*Your instructions*.
The required result is each line of the entries below containing the string "desc".

--- Dataset records Enclosed Below ---

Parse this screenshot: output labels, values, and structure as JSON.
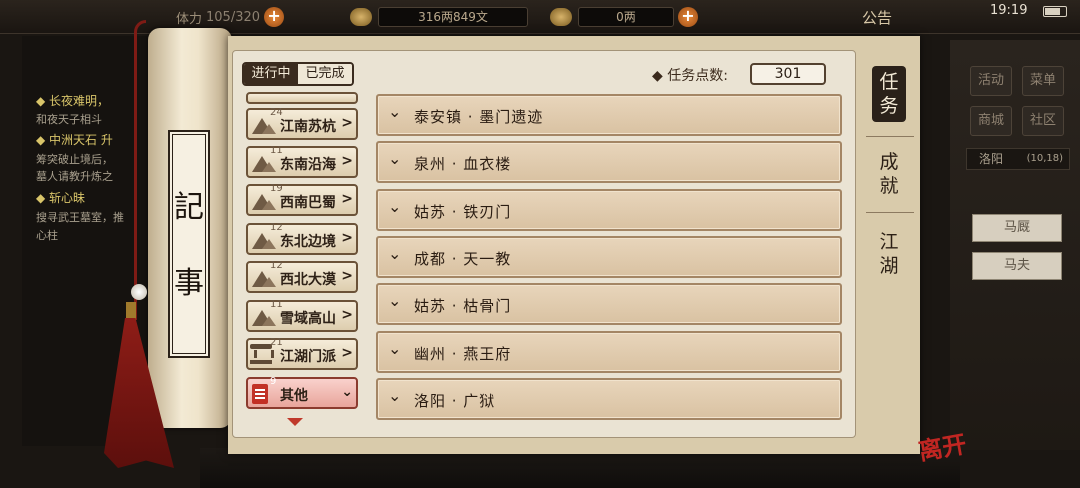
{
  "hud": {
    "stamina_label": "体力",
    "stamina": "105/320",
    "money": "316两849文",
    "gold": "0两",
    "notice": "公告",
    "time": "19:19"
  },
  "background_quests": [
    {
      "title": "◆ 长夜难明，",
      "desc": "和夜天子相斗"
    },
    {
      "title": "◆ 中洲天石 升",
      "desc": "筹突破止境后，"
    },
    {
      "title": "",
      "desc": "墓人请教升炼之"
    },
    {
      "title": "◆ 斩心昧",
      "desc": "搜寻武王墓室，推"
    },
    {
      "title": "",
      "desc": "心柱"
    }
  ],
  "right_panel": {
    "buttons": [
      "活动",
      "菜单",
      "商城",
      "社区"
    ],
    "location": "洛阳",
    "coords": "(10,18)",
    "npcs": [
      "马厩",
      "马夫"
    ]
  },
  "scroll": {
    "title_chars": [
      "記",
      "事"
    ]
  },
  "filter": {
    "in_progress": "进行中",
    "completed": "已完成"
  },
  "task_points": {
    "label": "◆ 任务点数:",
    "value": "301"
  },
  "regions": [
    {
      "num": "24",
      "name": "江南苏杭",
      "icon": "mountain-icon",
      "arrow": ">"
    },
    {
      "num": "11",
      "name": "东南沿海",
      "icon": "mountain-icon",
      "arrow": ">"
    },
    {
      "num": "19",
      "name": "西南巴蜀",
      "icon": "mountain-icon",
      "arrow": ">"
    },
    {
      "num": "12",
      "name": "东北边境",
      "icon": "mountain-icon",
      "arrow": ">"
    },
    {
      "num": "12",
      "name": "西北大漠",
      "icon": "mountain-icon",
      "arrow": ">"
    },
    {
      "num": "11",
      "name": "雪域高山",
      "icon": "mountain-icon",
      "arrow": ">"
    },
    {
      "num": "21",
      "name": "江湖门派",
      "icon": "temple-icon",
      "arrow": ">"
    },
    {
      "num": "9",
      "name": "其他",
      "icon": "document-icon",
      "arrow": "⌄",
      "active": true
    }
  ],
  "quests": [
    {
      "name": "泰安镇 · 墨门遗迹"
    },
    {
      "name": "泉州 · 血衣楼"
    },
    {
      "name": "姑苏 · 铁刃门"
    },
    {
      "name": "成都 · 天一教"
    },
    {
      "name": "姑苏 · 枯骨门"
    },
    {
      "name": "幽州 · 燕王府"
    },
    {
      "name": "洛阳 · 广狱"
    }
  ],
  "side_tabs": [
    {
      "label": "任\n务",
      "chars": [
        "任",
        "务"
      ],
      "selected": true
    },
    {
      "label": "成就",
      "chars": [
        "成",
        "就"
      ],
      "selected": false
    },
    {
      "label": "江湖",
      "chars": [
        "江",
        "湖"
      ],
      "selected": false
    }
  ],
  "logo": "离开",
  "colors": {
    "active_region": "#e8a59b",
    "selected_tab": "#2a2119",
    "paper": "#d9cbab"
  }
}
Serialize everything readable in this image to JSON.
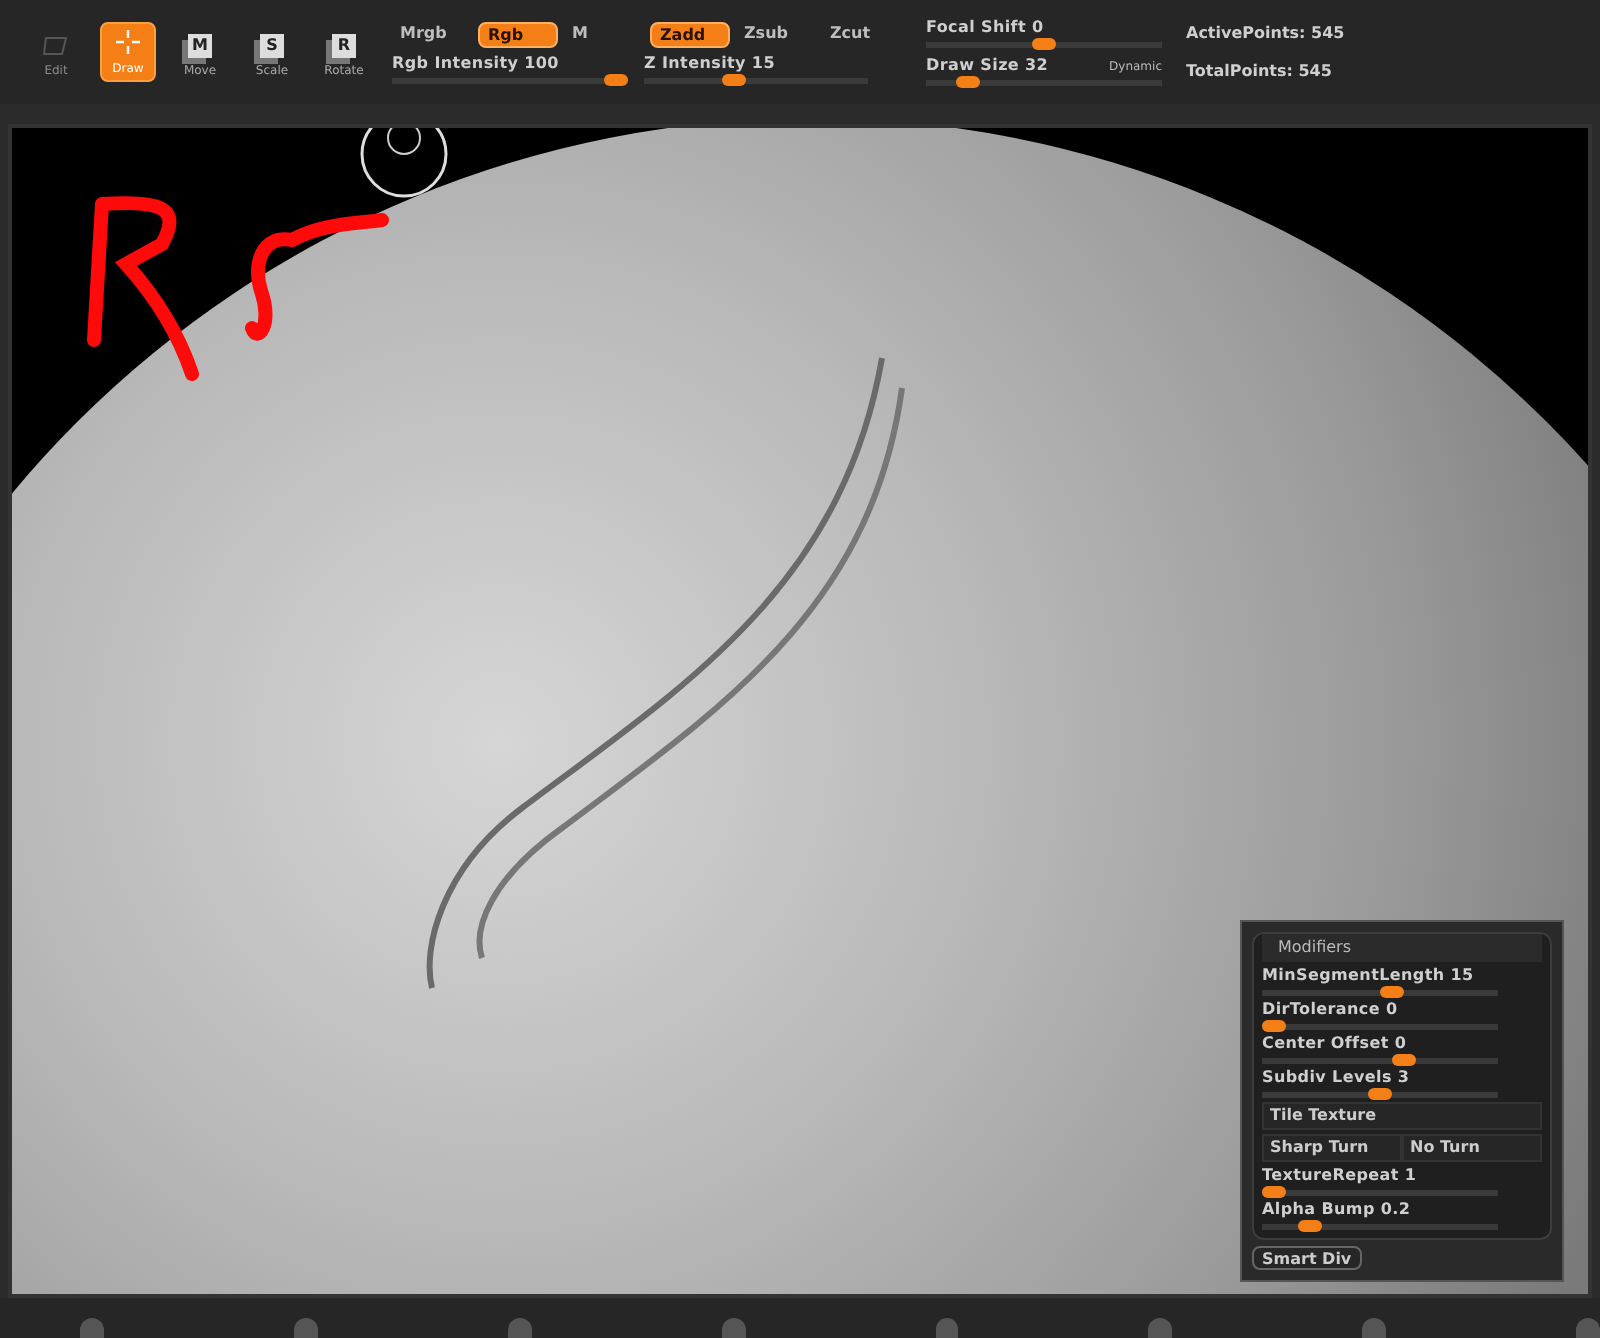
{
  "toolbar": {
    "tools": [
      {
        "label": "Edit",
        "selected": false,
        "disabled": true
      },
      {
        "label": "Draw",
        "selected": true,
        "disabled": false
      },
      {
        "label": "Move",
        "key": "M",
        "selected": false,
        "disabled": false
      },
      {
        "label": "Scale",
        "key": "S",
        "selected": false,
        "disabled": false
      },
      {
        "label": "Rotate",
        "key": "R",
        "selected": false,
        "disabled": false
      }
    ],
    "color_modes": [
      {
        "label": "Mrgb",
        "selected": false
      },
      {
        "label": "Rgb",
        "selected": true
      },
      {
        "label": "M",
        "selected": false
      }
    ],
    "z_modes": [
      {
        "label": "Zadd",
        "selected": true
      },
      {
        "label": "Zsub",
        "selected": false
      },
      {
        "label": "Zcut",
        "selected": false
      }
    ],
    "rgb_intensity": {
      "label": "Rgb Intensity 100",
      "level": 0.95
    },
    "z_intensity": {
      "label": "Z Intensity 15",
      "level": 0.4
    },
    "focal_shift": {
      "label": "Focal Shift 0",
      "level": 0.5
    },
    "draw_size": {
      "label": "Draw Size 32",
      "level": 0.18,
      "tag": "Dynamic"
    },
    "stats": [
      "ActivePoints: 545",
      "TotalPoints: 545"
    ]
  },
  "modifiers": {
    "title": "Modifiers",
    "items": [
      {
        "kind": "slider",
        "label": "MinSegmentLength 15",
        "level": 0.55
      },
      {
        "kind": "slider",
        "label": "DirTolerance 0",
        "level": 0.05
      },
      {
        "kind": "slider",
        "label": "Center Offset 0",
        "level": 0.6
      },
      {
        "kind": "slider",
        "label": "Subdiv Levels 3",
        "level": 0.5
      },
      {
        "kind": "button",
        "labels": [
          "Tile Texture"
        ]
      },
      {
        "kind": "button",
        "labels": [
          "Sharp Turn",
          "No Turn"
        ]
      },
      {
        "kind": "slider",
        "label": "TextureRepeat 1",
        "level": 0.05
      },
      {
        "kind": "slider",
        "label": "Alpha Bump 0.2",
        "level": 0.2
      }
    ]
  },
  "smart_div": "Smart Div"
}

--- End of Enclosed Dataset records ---
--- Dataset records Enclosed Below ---

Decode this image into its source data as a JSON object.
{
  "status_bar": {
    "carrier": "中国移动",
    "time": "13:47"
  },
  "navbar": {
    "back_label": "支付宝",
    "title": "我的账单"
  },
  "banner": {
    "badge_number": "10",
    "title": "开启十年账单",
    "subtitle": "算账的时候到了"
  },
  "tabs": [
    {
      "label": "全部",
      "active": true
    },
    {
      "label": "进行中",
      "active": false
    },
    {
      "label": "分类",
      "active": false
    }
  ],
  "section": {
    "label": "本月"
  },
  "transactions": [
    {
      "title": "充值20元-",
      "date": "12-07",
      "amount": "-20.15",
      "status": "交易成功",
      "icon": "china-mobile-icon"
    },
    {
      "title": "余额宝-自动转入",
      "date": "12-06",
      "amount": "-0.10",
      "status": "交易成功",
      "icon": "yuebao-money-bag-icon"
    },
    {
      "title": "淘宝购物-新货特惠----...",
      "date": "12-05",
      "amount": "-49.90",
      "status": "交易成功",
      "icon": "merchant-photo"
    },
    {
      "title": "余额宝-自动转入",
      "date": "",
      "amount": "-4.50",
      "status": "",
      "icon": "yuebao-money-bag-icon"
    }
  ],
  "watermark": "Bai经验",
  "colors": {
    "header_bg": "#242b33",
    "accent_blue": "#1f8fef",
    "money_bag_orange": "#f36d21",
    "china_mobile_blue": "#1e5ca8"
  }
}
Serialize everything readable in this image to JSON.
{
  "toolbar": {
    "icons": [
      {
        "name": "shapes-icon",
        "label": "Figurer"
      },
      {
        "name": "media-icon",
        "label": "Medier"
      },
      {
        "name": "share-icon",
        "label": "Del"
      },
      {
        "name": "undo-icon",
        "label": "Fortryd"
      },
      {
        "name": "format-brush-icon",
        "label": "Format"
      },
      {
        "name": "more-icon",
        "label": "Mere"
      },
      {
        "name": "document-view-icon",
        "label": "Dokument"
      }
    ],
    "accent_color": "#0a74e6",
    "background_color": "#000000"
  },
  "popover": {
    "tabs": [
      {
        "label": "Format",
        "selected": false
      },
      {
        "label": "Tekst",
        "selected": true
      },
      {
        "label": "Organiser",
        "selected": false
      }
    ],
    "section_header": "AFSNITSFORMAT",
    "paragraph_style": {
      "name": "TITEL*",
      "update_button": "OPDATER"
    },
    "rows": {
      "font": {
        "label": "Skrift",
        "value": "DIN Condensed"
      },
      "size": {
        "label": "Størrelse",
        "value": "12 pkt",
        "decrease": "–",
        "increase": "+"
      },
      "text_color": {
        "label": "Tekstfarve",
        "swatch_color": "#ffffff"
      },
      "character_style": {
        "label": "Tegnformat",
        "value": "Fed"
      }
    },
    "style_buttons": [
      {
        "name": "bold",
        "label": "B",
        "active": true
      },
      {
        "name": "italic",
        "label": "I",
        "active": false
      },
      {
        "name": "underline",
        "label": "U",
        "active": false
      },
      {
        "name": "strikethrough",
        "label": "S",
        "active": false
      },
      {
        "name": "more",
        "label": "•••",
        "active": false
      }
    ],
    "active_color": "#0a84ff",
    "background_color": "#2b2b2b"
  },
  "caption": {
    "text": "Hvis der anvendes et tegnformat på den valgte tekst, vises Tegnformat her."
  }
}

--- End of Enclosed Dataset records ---
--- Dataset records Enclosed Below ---

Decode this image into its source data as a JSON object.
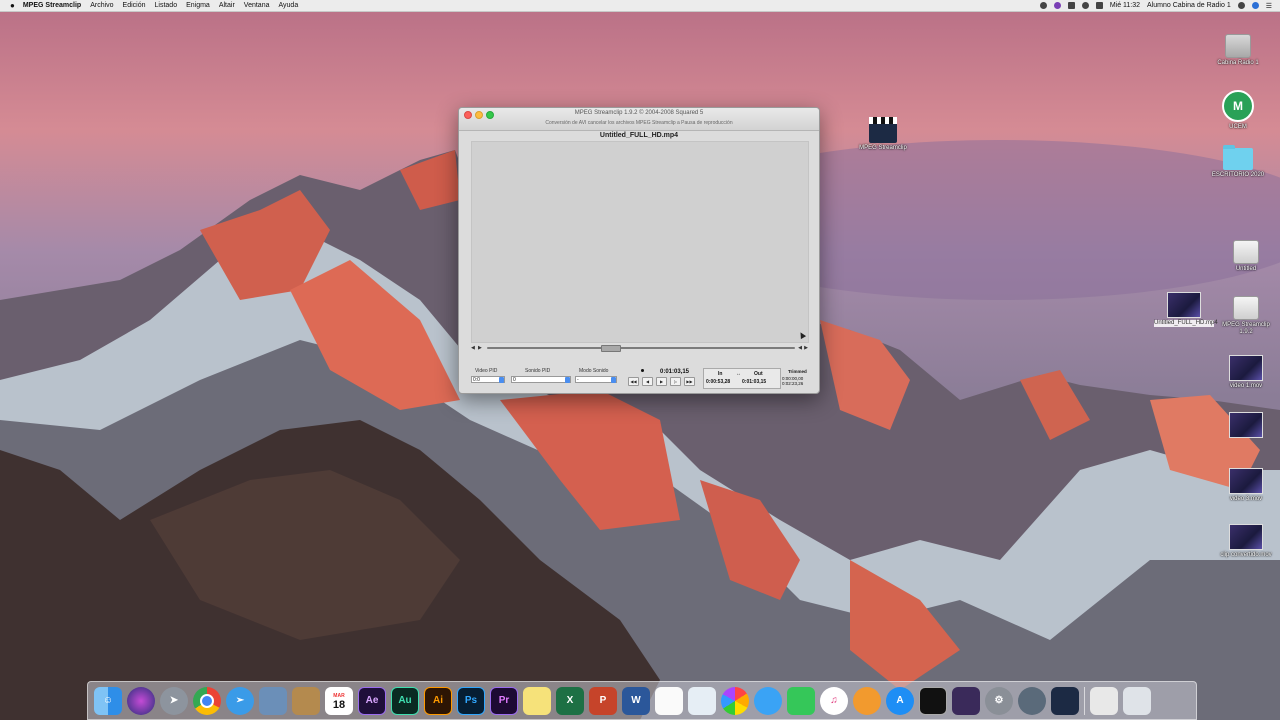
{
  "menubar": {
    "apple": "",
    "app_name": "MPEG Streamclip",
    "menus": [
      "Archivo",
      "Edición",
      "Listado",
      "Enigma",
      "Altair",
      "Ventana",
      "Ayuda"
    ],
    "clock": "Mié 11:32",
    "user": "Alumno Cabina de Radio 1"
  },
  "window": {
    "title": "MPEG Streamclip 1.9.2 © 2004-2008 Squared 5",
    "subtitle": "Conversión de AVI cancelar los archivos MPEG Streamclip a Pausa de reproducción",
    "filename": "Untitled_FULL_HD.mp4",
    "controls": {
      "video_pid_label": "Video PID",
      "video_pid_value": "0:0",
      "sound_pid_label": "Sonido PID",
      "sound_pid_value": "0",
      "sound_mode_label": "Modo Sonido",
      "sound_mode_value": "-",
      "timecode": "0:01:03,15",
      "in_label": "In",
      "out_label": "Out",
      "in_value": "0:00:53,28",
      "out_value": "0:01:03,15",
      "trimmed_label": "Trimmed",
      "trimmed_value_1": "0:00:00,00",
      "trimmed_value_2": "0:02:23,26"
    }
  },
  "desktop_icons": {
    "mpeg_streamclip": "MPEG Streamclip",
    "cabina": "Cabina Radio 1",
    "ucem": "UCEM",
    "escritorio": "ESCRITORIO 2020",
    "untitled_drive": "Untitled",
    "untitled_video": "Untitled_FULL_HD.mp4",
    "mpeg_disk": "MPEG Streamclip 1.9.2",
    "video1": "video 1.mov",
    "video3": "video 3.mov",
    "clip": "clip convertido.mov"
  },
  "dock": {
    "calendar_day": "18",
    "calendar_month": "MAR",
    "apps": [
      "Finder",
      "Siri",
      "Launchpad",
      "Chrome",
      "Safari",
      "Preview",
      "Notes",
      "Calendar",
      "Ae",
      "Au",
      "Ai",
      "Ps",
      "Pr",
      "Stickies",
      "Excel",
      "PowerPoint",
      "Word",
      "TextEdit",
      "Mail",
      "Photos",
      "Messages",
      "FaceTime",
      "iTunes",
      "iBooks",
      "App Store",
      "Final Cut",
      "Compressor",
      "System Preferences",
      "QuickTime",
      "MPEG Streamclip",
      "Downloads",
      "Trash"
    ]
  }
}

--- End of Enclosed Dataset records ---

*Answer for this exercise*.
      "desc": "和夜天子相斗"
      "desc": "筹突破止境后，"
      "desc": "墓人请教升炼之"
      "desc": "搜寻武王墓室，推"
      "desc": "心柱"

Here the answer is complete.